He slipped his gift into Marguerite's hand as she held it out to welcome him on the day of the dinner.
"This is your first New Year's Day in England," he said. "Will you let me help to make it like a New Year's Day at home?"
She thanked him, a little constrainedly, as she looked at the jeweller's box, uncertain what it might contain. Opening the box, and discovering the studiously simple form under which Vendale's little keepsake offered itself to her, she penetrated his motive on the spot. Her face turned on him brightly, with a look which said, "I own you have pleased and flattered me." Never had she been so charming, in Vendale's eyes, as she was at that moment.

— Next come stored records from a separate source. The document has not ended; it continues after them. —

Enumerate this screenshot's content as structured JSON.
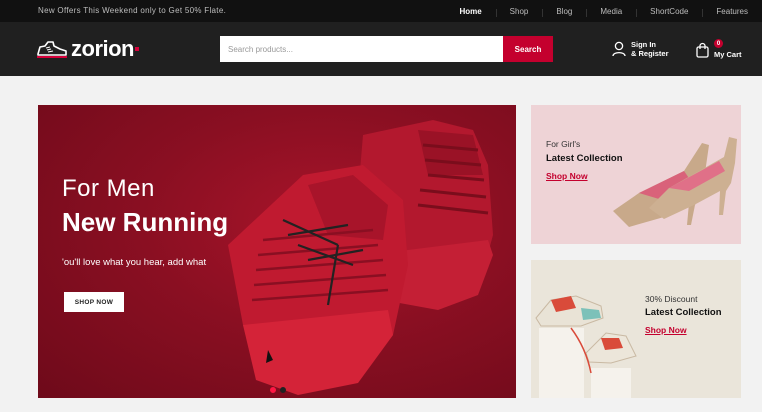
{
  "topbar": {
    "promo": "New Offers This Weekend only to Get 50% Flate.",
    "nav": [
      "Home",
      "Shop",
      "Blog",
      "Media",
      "ShortCode",
      "Features"
    ]
  },
  "header": {
    "logo_text": "zorion",
    "search_placeholder": "Search products...",
    "search_button": "Search",
    "account_line1": "Sign In",
    "account_line2": "& Register",
    "cart_count": "0",
    "cart_label": "My Cart"
  },
  "hero": {
    "subtitle": "For Men",
    "title": "New Running",
    "text": "'ou'll love what you hear, add what",
    "button": "SHOP NOW",
    "slide_active": 1,
    "slide_count": 2
  },
  "banner1": {
    "category": "For Girl's",
    "title": "Latest Collection",
    "link": "Shop Now"
  },
  "banner2": {
    "category": "30% Discount",
    "title": "Latest Collection",
    "link": "Shop Now"
  },
  "colors": {
    "accent": "#c4002e",
    "hero_bg": "#8a0f22",
    "banner1_bg": "#eed3d6",
    "banner2_bg": "#eae5da"
  }
}
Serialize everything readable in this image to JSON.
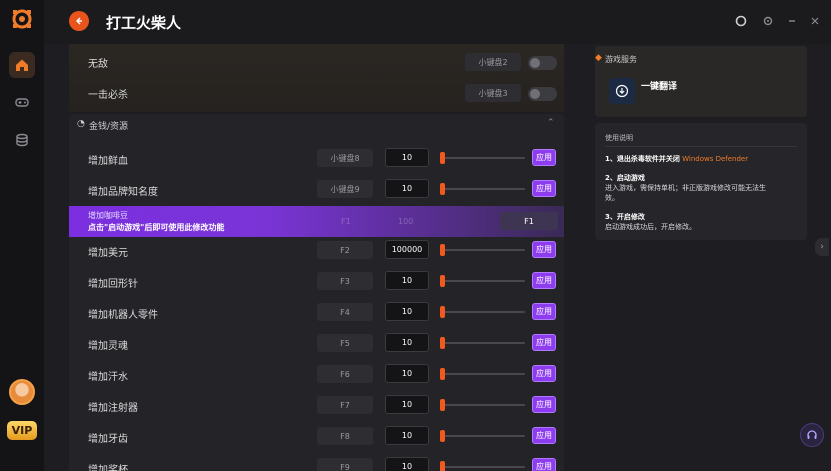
{
  "app": {
    "title": "打工火柴人",
    "vip_label": "VIP"
  },
  "top_rows": [
    {
      "label": "无敌",
      "hotkey": "小键盘2"
    },
    {
      "label": "一击必杀",
      "hotkey": "小键盘3"
    }
  ],
  "section": {
    "label": "金钱/资源"
  },
  "rows": [
    {
      "label": "增加鲜血",
      "hotkey": "小键盘8",
      "value": "10",
      "apply": "应用"
    },
    {
      "label": "增加品牌知名度",
      "hotkey": "小键盘9",
      "value": "10",
      "apply": "应用"
    }
  ],
  "highlight_row": {
    "label": "增加咖啡豆",
    "notice": "点击\"启动游戏\"后即可使用此修改功能",
    "hotkey_ghost": "F1",
    "value_ghost": "100",
    "hotkey": "F1"
  },
  "rows2": [
    {
      "label": "增加美元",
      "hotkey": "F2",
      "value": "100000",
      "apply": "应用"
    },
    {
      "label": "增加回形针",
      "hotkey": "F3",
      "value": "10",
      "apply": "应用"
    },
    {
      "label": "增加机器人零件",
      "hotkey": "F4",
      "value": "10",
      "apply": "应用"
    },
    {
      "label": "增加灵魂",
      "hotkey": "F5",
      "value": "10",
      "apply": "应用"
    },
    {
      "label": "增加汗水",
      "hotkey": "F6",
      "value": "10",
      "apply": "应用"
    },
    {
      "label": "增加注射器",
      "hotkey": "F7",
      "value": "10",
      "apply": "应用"
    },
    {
      "label": "增加牙齿",
      "hotkey": "F8",
      "value": "10",
      "apply": "应用"
    },
    {
      "label": "增加奖杯",
      "hotkey": "F9",
      "value": "10",
      "apply": "应用"
    }
  ],
  "right_panel": {
    "service_header": "游戏服务",
    "translate_label": "一键翻译",
    "info_header": "使用说明",
    "step1_prefix": "1、退出杀毒软件并关闭",
    "step1_accent": "Windows Defender",
    "step2_title": "2、启动游戏",
    "step2_line1": "进入游戏，需保持单机；非正版游戏修改可能无法生",
    "step2_line2": "效。",
    "step3_title": "3、开启修改",
    "step3_line1": "启动游戏成功后，开启修改。"
  },
  "colors": {
    "accent_orange": "#f05a1e",
    "apply_purple": "#8d3cf0",
    "highlight_purple": "#7b2fe0"
  }
}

Her winter dress--a petticoat of dark silk, with a bodice of black velvet rising to her neck, and enclosing it softly in a little circle of swansdown--heightened, by all the force of contrast, the dazzling fairness of her hair and her complexion. It was only when she turned aside from him to the glass, and, taking out the brooch that she wore, put his New Year's gift in its place, that Vendale's attention wandered far enough away from her to discover the presence of other persons in the room. He now became conscious that the hands of Obenreizer were affectionately in possession of his elbows. He now heard the voice of Obenreizer thanking him for his attention to Marguerite, with the faintest possible ring of mockery in its tone. ("Such a simple present, dear sir! and showing such nice tact!") He now discovered, for the first time, that there was one other guest, and but one, besides himself, whom Obenreizer presented as a compatriot and friend. The friend's face was mouldy, and the friend's figure was fat. His age was suggestive of the autumnal period of human life. In the course of the evening he developed two extraordinary capacities. One was a capacity for silence; the other was a capacity for emptying bottles.

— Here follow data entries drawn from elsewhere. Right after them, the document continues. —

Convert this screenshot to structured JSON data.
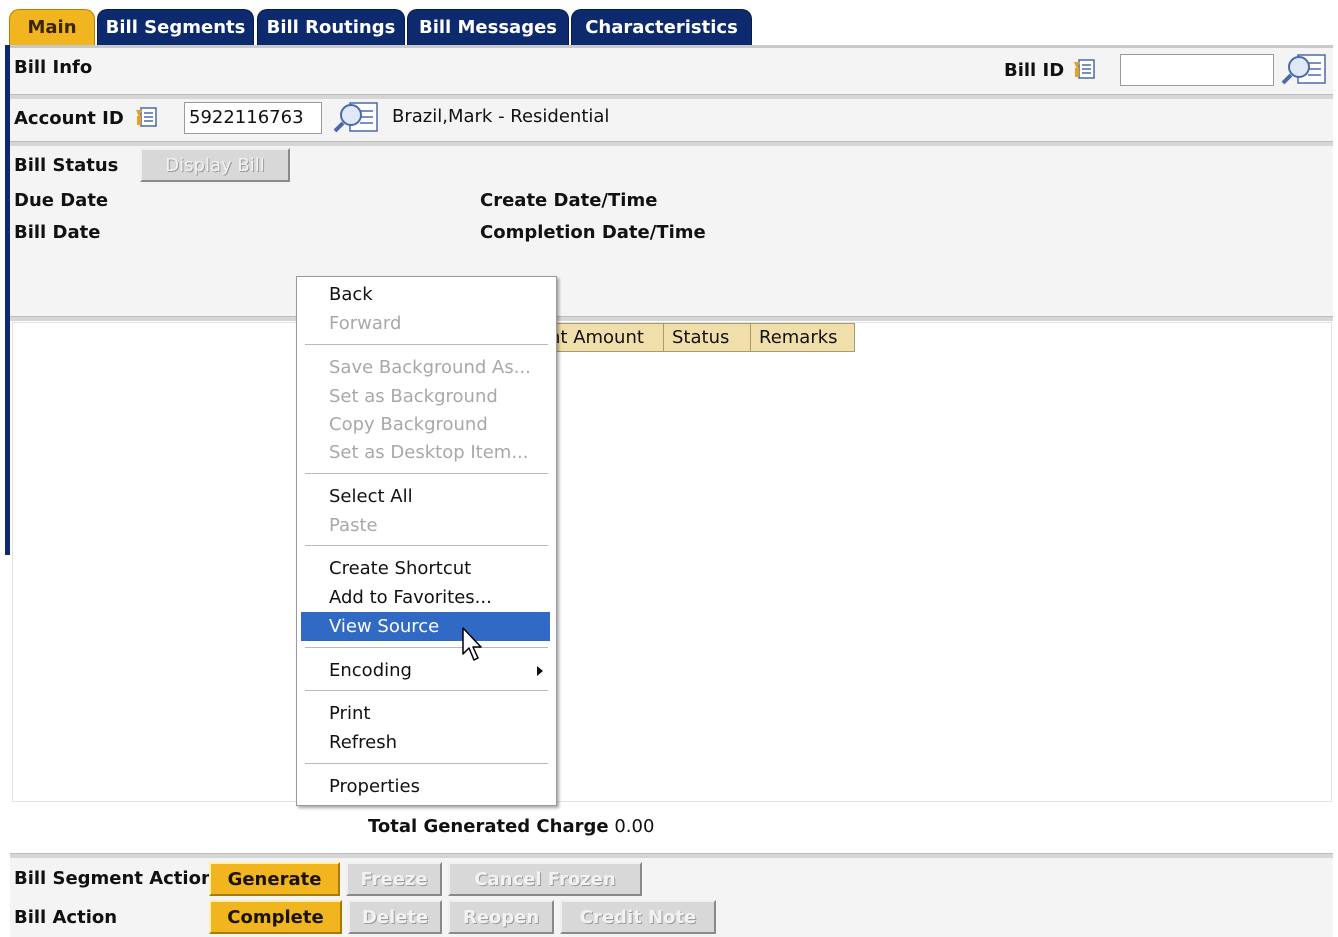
{
  "tabs": [
    {
      "label": "Main",
      "active": true
    },
    {
      "label": "Bill Segments",
      "active": false
    },
    {
      "label": "Bill Routings",
      "active": false
    },
    {
      "label": "Bill Messages",
      "active": false
    },
    {
      "label": "Characteristics",
      "active": false
    }
  ],
  "bill_info": {
    "title": "Bill Info",
    "bill_id_label": "Bill ID",
    "bill_id_value": ""
  },
  "account": {
    "label": "Account ID",
    "value": "5922116763",
    "name": "Brazil,Mark",
    "type": " - Residential"
  },
  "status": {
    "bill_status_label": "Bill Status",
    "display_bill_button": "Display Bill",
    "due_date_label": "Due Date",
    "bill_date_label": "Bill Date",
    "create_label": "Create Date/Time",
    "completion_label": "Completion Date/Time"
  },
  "grid": {
    "columns": [
      "nt Amount",
      "Status",
      "Remarks"
    ]
  },
  "total": {
    "label": "Total Generated Charge",
    "value": "0.00"
  },
  "actions": {
    "segment_label": "Bill Segment Action",
    "generate": "Generate",
    "freeze": "Freeze",
    "cancel_frozen": "Cancel Frozen",
    "bill_label": "Bill Action",
    "complete": "Complete",
    "delete": "Delete",
    "reopen": "Reopen",
    "credit_note": "Credit Note"
  },
  "context_menu": {
    "items": [
      {
        "label": "Back",
        "enabled": true
      },
      {
        "label": "Forward",
        "enabled": false
      },
      {
        "label": "Save Background As...",
        "enabled": false
      },
      {
        "label": "Set as Background",
        "enabled": false
      },
      {
        "label": "Copy Background",
        "enabled": false
      },
      {
        "label": "Set as Desktop Item...",
        "enabled": false
      },
      {
        "label": "Select All",
        "enabled": true
      },
      {
        "label": "Paste",
        "enabled": false
      },
      {
        "label": "Create Shortcut",
        "enabled": true
      },
      {
        "label": "Add to Favorites...",
        "enabled": true
      },
      {
        "label": "View Source",
        "enabled": true,
        "highlighted": true
      },
      {
        "label": "Encoding",
        "enabled": true,
        "submenu": true
      },
      {
        "label": "Print",
        "enabled": true
      },
      {
        "label": "Refresh",
        "enabled": true
      },
      {
        "label": "Properties",
        "enabled": true
      }
    ]
  },
  "colors": {
    "tab_active": "#f0b51f",
    "tab_inactive": "#0e2a6e",
    "menu_highlight": "#316ac5",
    "grid_header": "#f1dfab",
    "button_gold": "#f0b51f"
  },
  "icons": [
    "context-menu-icon",
    "search-lookup-icon",
    "submenu-arrow-icon",
    "mouse-pointer-icon"
  ]
}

Madame Dor was not in the room. Neither was there any visible place reserved for her when they sat down to table. Obenreizer explained that it was "the good Dor's simple habit to dine always in the middle of the day. She would make her excuses later in the evening." Vendale wondered whether the good Dor had, on this occasion, varied her domestic employment from cleaning Obenreizer's gloves to cooking Obenreizer's dinner. This at least was certain-- the dishes served were, one and all, as achievements in cookery, high above the reach of the rude elementary art of England. The dinner was unobtrusively perfect. As for the wine, the eyes of the speechless friend rolled over it, as in solemn ecstasy. Sometimes he said "Good!" when a bottle came in full; and sometimes he said "Ah!" when a bottle went out empty--and there his contributions to the gaiety of the evening ended.

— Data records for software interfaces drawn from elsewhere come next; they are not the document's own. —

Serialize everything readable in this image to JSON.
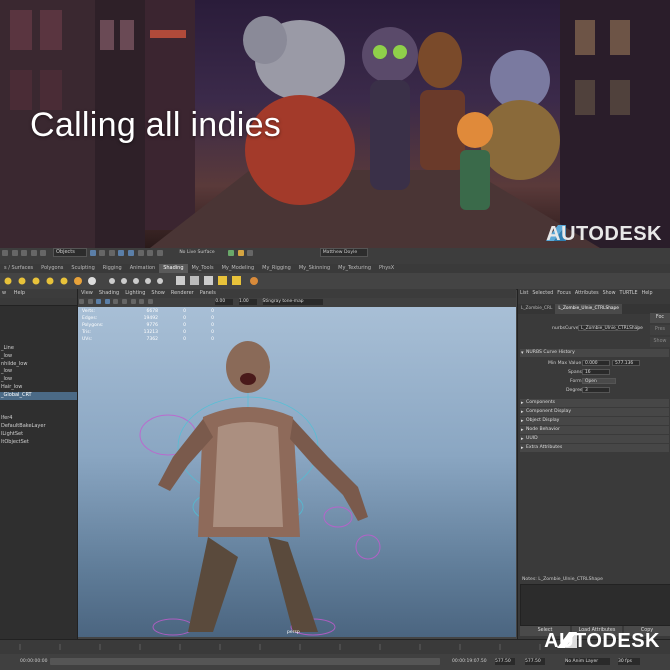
{
  "banner": {
    "headline": "Calling all indies",
    "brand": "AUTODESK"
  },
  "footer_brand": "AUTODESK",
  "maya": {
    "menu_items": [
      "Objects",
      "No Live Surface",
      "Matthew Doyle"
    ],
    "shelf_tabs": [
      "s / Surfaces",
      "Polygons",
      "Sculpting",
      "Rigging",
      "Animation",
      "Shading",
      "My_Tools",
      "My_Modeling",
      "My_Rigging",
      "My_Skinning",
      "My_Texturing",
      "PhysX"
    ],
    "shelf_active": "Shading",
    "outliner": {
      "header_left": "w",
      "header_help": "Help",
      "items": [
        "",
        "",
        "",
        "",
        "",
        "_Line",
        "_low",
        "nhilde_low",
        "_low",
        "_low",
        "Hair_low",
        "_Global_CRT",
        "",
        "",
        "lfer4",
        "DefaultBakeLayer",
        "lLightSet",
        "ltObjectSet"
      ],
      "selected_index": 11
    },
    "viewport_menu": [
      "View",
      "Shading",
      "Lighting",
      "Show",
      "Renderer",
      "Panels"
    ],
    "viewport_toolbar": {
      "value1": "0.00",
      "value2": "1.00",
      "colorspace": "Stingray tone-map"
    },
    "hud": {
      "rows": [
        {
          "label": "Verts:",
          "a": "6678",
          "b": "0",
          "c": "0"
        },
        {
          "label": "Edges:",
          "a": "19492",
          "b": "0",
          "c": "0"
        },
        {
          "label": "Polygons:",
          "a": "9776",
          "b": "0",
          "c": "0"
        },
        {
          "label": "Tris:",
          "a": "13213",
          "b": "0",
          "c": "0"
        },
        {
          "label": "UVs:",
          "a": "7362",
          "b": "0",
          "c": "0"
        }
      ]
    },
    "camera_label": "persp",
    "attribute_editor": {
      "menu": [
        "List",
        "Selected",
        "Focus",
        "Attributes",
        "Show",
        "TURTLE",
        "Help"
      ],
      "tabs": [
        "L_Zombie_CRL",
        "L_Zombie_Ulnie_CTRLShape",
        ""
      ],
      "active_tab": 1,
      "node_label": "nurbsCurve:",
      "node_value": "L_Zombie_Ulnie_CTRLShape",
      "focus_button": "Foc",
      "presets_button": "Pres",
      "show_button": "Show",
      "sections": [
        {
          "label": "NURBS Curve History",
          "open": true
        },
        {
          "label": "Components",
          "open": false
        },
        {
          "label": "Component Display",
          "open": false
        },
        {
          "label": "Object Display",
          "open": false
        },
        {
          "label": "Node Behavior",
          "open": false
        },
        {
          "label": "UUID",
          "open": false
        },
        {
          "label": "Extra Attributes",
          "open": false
        }
      ],
      "fields": {
        "min_max_label": "Min Max Value",
        "min_value": "0.000",
        "max_value": "577.136",
        "spans_label": "Spans",
        "spans_value": "16",
        "form_label": "Form",
        "form_value": "Open",
        "degree_label": "Degree",
        "degree_value": "3"
      },
      "notes_label": "Notes: L_Zombie_Ulnie_CTRLShape",
      "select_button": "Select",
      "load_button": "Load Attributes",
      "copy_button": "Copy"
    },
    "range": {
      "current_time": "00:00:00:00",
      "end_time": "00:00:19:07.50",
      "start_val": "577.50",
      "end_val": "577.50",
      "anim_layer": "No Anim Layer",
      "fps": "30 fps"
    }
  }
}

Silence is occasionally infectious. Oppressed by private anxieties of their own, Marguerite and Vendale appeared to feel the influence of the speechless friend. The whole responsibility of keeping the talk going rested on Obenreizer's shoulders, and manfully did Obenreizer sustain it. He opened his heart in the character of an enlightened foreigner, and sang the praises of England. When other topics ran dry, he returned to this inexhaustible source, and always set the stream running again as copiously as ever. Obenreizer would have given an arm, an eye, or a leg to have been born an Englishman. Out of England there was no such institution as a home, no such thing as a fireside, no such object as a beautiful woman.